PVWatts is an online solar panel calculator for estimating the output of your solar energy system. It is developed and operated by the US-based National Renewable Energy Laboratory (NREL). One of the interesting features of PVWatts is the ability to analyze both the energy generation as well as cost savings of grid-connected photovoltaic systems.
Similar to our calculator, Sunmetrix Discover, users can choose the location of their project site and build a basic model of their system by specifying system size, slope of the panels, cost of electricity and other parameters. The outputs include monthly and annual energy production estimates.
There are two versions of PVWatts. Version 1 includes a Site Specific Data Calculator that allows users to select a location in the US from a map. Although some other countries around the world are also covered, there is no convenient map-based interface. Instead, users have to select from a predetermined list of cities. Once a location is selected, a simple form-based interface allows users to change the default system settings to match their specifications. Monthly electrical output estimates are displayed in a table format, and the users have the option of downloading a data file that contains detailed information about the expected performance of their photovoltaic system.
Version 2 of PVWatts has a very different look and feel. Also called the PVWatts Viewer, this version includes an interactive map and a well-designed user interface. Users can select their location using an address, postal code or geographical coordinates. However, once a location selected, the users are directed to the same calculation engine used in Version 1. Thus, rather than an upgraded version with different features, Version 2 seems to be more of a visual makeover for selecting the site of interest.
Our Verdict on PVWatts
We really like PVWatts and regularly use it to benchmark some of our own results. The technical competence of the researchers at NREL is beyond any doubt. However, the user experience is not very smooth. The existence of two parallel versions is a bit confusing, especially since both of them lead to the same calculation engine. Also, for the general public, the analysis results are not very accessible. For example, although there is an option to download a text file with detailed results, very few users can actually make sense of these data files and use them for further analysis.
Overall, PVWatts is a solid reference for homeowners who are interested in learning more about their potential.
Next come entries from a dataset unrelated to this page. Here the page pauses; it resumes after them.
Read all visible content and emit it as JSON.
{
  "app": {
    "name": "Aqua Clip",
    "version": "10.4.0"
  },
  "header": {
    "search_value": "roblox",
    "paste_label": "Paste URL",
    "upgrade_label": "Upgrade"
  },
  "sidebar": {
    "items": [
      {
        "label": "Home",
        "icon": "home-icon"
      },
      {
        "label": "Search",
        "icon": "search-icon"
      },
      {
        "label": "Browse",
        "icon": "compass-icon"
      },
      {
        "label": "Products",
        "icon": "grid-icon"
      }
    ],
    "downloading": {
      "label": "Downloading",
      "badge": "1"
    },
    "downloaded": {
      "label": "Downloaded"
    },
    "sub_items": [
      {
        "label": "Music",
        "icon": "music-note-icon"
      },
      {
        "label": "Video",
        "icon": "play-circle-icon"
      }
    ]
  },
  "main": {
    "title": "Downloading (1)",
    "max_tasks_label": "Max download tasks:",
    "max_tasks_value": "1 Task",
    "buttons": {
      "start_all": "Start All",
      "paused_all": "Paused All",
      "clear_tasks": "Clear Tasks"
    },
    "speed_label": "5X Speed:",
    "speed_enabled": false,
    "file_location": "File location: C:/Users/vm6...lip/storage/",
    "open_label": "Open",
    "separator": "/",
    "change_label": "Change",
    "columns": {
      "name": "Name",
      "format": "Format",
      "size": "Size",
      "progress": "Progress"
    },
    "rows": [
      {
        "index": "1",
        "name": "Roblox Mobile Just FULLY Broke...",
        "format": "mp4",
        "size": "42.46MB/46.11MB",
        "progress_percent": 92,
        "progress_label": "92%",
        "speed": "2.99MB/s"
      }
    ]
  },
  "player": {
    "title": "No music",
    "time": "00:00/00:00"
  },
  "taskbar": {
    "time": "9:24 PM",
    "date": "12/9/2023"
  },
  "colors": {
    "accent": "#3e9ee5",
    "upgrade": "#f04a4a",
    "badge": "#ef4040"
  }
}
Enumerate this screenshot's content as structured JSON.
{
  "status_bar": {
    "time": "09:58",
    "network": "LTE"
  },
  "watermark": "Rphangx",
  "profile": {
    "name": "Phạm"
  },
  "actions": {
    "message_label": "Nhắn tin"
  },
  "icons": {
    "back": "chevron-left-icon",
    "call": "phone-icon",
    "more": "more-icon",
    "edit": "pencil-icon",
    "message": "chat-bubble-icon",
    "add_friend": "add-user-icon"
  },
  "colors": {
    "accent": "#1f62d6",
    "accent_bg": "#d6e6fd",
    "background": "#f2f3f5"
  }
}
If time permits, comparing the results from multiple sources is always a good idea. Thus, we encourage our users to compare their Sunmetrix Discover results with the estimates of PVWatts.